Seeking applications from highly qualified and motivated candidates for a PhD program of research on the ecological impacts of cat eradication on Christmas
Island. The student will join Eve McDonald-Madden’s group in the Centre for Biodiversity and Conservation Science, University of Queensland, with joint
supervision from Parks Australia staff, and others.
Cats and black rats have had a devastating impact on Christmas Island’s unique ecosystem since their introduction by the first settlers about 125 years ago. Through predation, competition and as vectors of disease, they have contributed (with other threats) to the extinction of four of the five native mammals once found on the island, and the extinction in the wild of three of CI’s five endemic reptile species. They continue to exert pressure on the only remaining native mammal species (the CI flying-fox) and other endemic species like the white-tailed tropic bird, hawk-owl, thrush, emerald dove, goshawk, CI frigatebird and the giant gecko.

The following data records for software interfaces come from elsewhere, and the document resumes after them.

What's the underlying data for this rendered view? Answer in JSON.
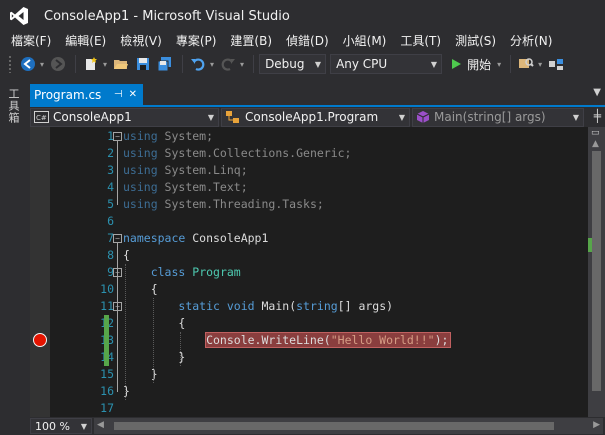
{
  "window": {
    "title": "ConsoleApp1 - Microsoft Visual Studio"
  },
  "menu": [
    "檔案(F)",
    "編輯(E)",
    "檢視(V)",
    "專案(P)",
    "建置(B)",
    "偵錯(D)",
    "小組(M)",
    "工具(T)",
    "測試(S)",
    "分析(N)"
  ],
  "toolbar": {
    "configuration": "Debug",
    "platform": "Any CPU",
    "start_label": "開始"
  },
  "toolbox": {
    "label": "工具箱"
  },
  "tab": {
    "label": "Program.cs",
    "pin_glyph": "⊣",
    "close_glyph": "✕"
  },
  "nav": {
    "project": "ConsoleApp1",
    "class": "ConsoleApp1.Program",
    "member": "Main(string[] args)"
  },
  "editor": {
    "lines": [
      {
        "n": "1",
        "tokens": [
          [
            "kw-dim",
            "using"
          ],
          [
            "dim",
            " System;"
          ]
        ]
      },
      {
        "n": "2",
        "tokens": [
          [
            "kw-dim",
            "using"
          ],
          [
            "dim",
            " System.Collections.Generic;"
          ]
        ]
      },
      {
        "n": "3",
        "tokens": [
          [
            "kw-dim",
            "using"
          ],
          [
            "dim",
            " System.Linq;"
          ]
        ]
      },
      {
        "n": "4",
        "tokens": [
          [
            "kw-dim",
            "using"
          ],
          [
            "dim",
            " System.Text;"
          ]
        ]
      },
      {
        "n": "5",
        "tokens": [
          [
            "kw-dim",
            "using"
          ],
          [
            "dim",
            " System.Threading.Tasks;"
          ]
        ]
      },
      {
        "n": "6",
        "tokens": []
      },
      {
        "n": "7",
        "tokens": [
          [
            "kw",
            "namespace"
          ],
          [
            "plain",
            " ConsoleApp1"
          ]
        ]
      },
      {
        "n": "8",
        "tokens": [
          [
            "plain",
            "{"
          ]
        ]
      },
      {
        "n": "9",
        "tokens": [
          [
            "plain",
            "    "
          ],
          [
            "kw",
            "class"
          ],
          [
            "plain",
            " "
          ],
          [
            "ty",
            "Program"
          ]
        ]
      },
      {
        "n": "10",
        "tokens": [
          [
            "plain",
            "    {"
          ]
        ]
      },
      {
        "n": "11",
        "tokens": [
          [
            "plain",
            "        "
          ],
          [
            "kw",
            "static"
          ],
          [
            "plain",
            " "
          ],
          [
            "kw",
            "void"
          ],
          [
            "plain",
            " Main("
          ],
          [
            "kw",
            "string"
          ],
          [
            "plain",
            "[] args)"
          ]
        ]
      },
      {
        "n": "12",
        "tokens": [
          [
            "plain",
            "        {"
          ]
        ]
      },
      {
        "n": "13",
        "tokens": [
          [
            "plain",
            "            Console.WriteLine("
          ],
          [
            "str",
            "\"Hello World!!\""
          ],
          [
            "plain",
            ");"
          ]
        ]
      },
      {
        "n": "14",
        "tokens": [
          [
            "plain",
            "        }"
          ]
        ]
      },
      {
        "n": "15",
        "tokens": [
          [
            "plain",
            "    }"
          ]
        ]
      },
      {
        "n": "16",
        "tokens": [
          [
            "plain",
            "}"
          ]
        ]
      },
      {
        "n": "17",
        "tokens": []
      }
    ],
    "breakpoint_line": "13"
  },
  "status": {
    "zoom": "100 %"
  }
}
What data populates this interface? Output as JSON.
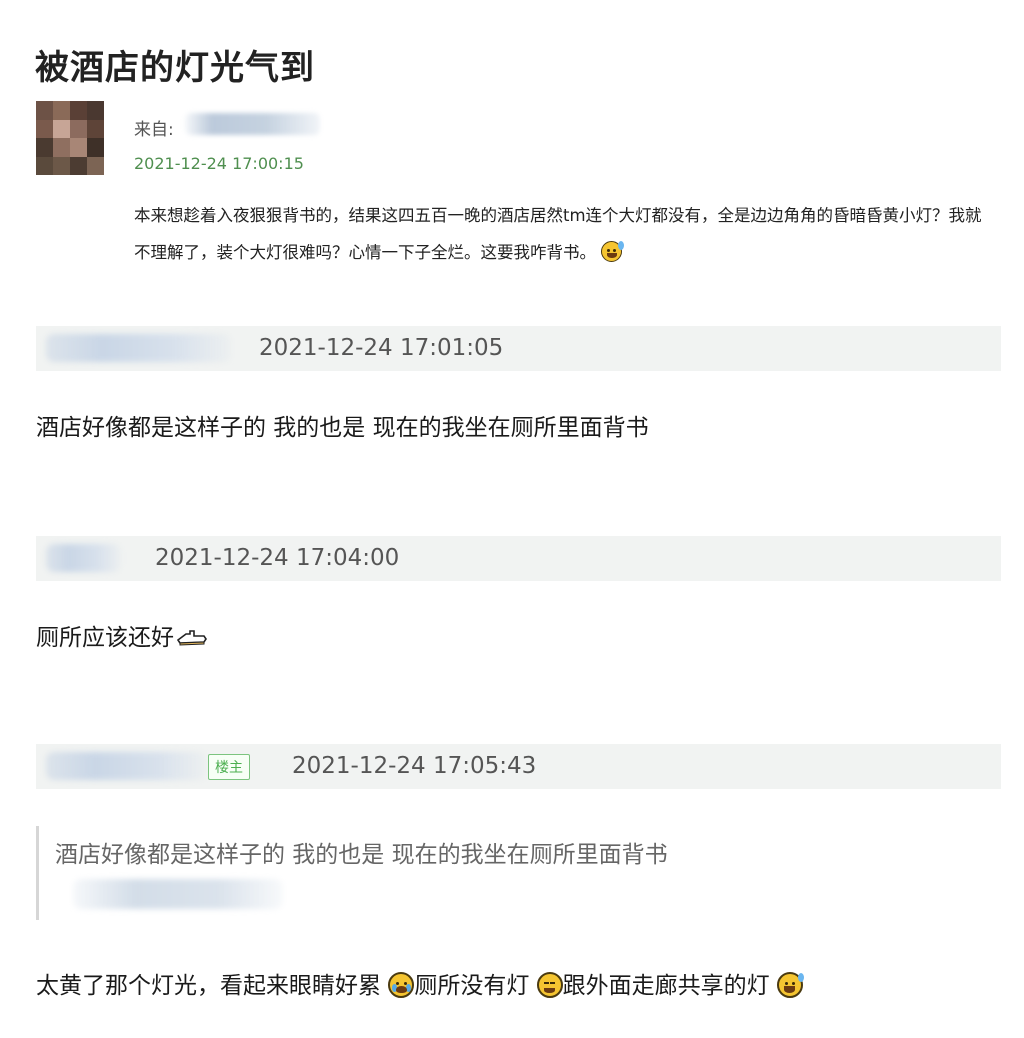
{
  "post": {
    "title": "被酒店的灯光气到",
    "from_label": "来自:",
    "time": "2021-12-24 17:00:15",
    "body": "本来想趁着入夜狠狠背书的，结果这四五百一晚的酒店居然tm连个大灯都没有，全是边边角角的昏暗昏黄小灯？我就不理解了，装个大灯很难吗？心情一下子全烂。这要我咋背书。"
  },
  "replies": [
    {
      "time": "2021-12-24 17:01:05",
      "text": "酒店好像都是这样子的 我的也是 现在的我坐在厕所里面背书"
    },
    {
      "time": "2021-12-24 17:04:00",
      "text": "厕所应该还好"
    },
    {
      "time": "2021-12-24 17:05:43",
      "badge": "楼主",
      "quote": "酒店好像都是这样子的 我的也是 现在的我坐在厕所里面背书",
      "text_parts": [
        "太黄了那个灯光，看起来眼睛好累",
        "厕所没有灯",
        "跟外面走廊共享的灯"
      ]
    }
  ],
  "icons": {
    "post_end": "grinning-sweat-emoji",
    "reply2_end": "pointing-hand-emoji",
    "reply3_a": "loudly-crying-emoji",
    "reply3_b": "smiling-face-emoji",
    "reply3_c": "grinning-sweat-emoji"
  },
  "colors": {
    "time_green": "#4f8f4f",
    "bar_bg": "#f1f3f2",
    "badge_green": "#4caf50",
    "emoji_yellow": "#f5c531"
  }
}
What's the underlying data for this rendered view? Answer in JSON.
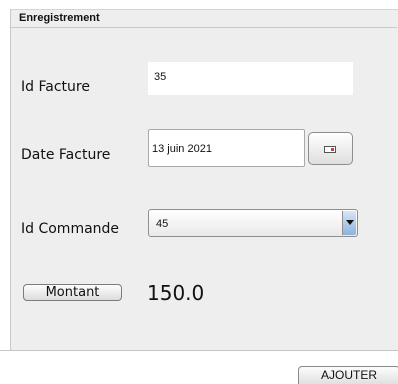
{
  "panel": {
    "title": "Enregistrement"
  },
  "form": {
    "id_facture": {
      "label": "Id Facture",
      "value": "35"
    },
    "date_facture": {
      "label": "Date Facture",
      "value": "13 juin 2021"
    },
    "id_commande": {
      "label": "Id Commande",
      "selected": "45"
    },
    "montant": {
      "button_label": "Montant",
      "value": "150.0"
    }
  },
  "footer": {
    "ajouter_label": "AJOUTER"
  },
  "icons": {
    "calendar": "calendar-icon",
    "dropdown": "chevron-down-icon"
  },
  "colors": {
    "panel_bg": "#eeeeee",
    "field_bg": "#ffffff",
    "dropdown_arrow": "#8db2dc"
  }
}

In response to the threats posed by cats and rats, Parks Australia has collaborated with other organisations to begin a program that aims to eradicate cats from the island.
However, preliminary qualitative modelling suggests that cat control could result in complex impacts on threatened native species, with the potential for negative impacts arising if cat reduction allows the numbers of black rats to substantially increase.
In this project, the student will work with the cat eradication program to identify and measure key indicator species in the Christmas Island ecosystem that will allow managers to understand, and adapt to, the changes in the community caused by the cat control program. The research is likely to include experimental manipulations of black rats, carried out in tandem with the cat control, to help tease apart the species interactions and thus revise our understanding of the ecosystem model.
The student will be part of a team of managers and researchers who are collaborating to improve conservation outcomes for Christmas Island.
The successful candidate will have skills in vertebrate field ecology and data analysis; experience in decision science would be useful, but not essential.
Closing Date for Applications: 15 April 2016
For more information, click here.
160331_PhD Christmas Island feral cats (1613 KB)
Karajarri Rangers are leading a Threatened Species Recovery Hub research project to investigate how different fire management approaches affect biodiversity. The first field trip took place in April this year, when a team of 16 rangers, support staff and scientists journeyed to the Edgar Ranges for eight days of wildlife monitoring. Hub researcher Sarah Legge worked with the rangers to compile this report from the field.
Cissy Gore-Birch is a member of the Threatened Species Recovery Hub’s steering committee and the Chair of its Indigenous Reference Group. The Indigenous Reference Group was established to assist hub leaders and project teams to strengthen the engagement and participation of Indigenous people in the hub’s activities and research projects. Cissy recently attended the Species of the Desert Festival on the Paruku Indigenous Protected Area, where she spoke about both threatened and culturally important species, and increasing the voice of Indigenous people in environmental policies and research.
Dr Sally Box, the Australian Government’s Threatened Species Commissioner, talks about the importance of working with Indigenous groups to conserve Australia’s threatened species.
Researchers from the Threatened Species Recovery Hub are calling on citizen scientists to help them learn more about Australia’s possums and gliders by recording sightings in a new, free app. Dr Rochelle Steven from the University of Queensland is passionate about Australia’s possums and gliders and believes people in the community can do a lot to help support conservation, especially in urban areas.
There are 27 different types of possums and gliders in Australia. They have a huge variety of sizes, shapes and appearances. We’ve compiled a profile on every species here. One quarter of our possums and gliders are listed as threatened under Australian environmental law. Help their conservation, be a citizen scientist: you can record sightings of possums from your local areas in the free 'CAUL Urban Wildlife App'.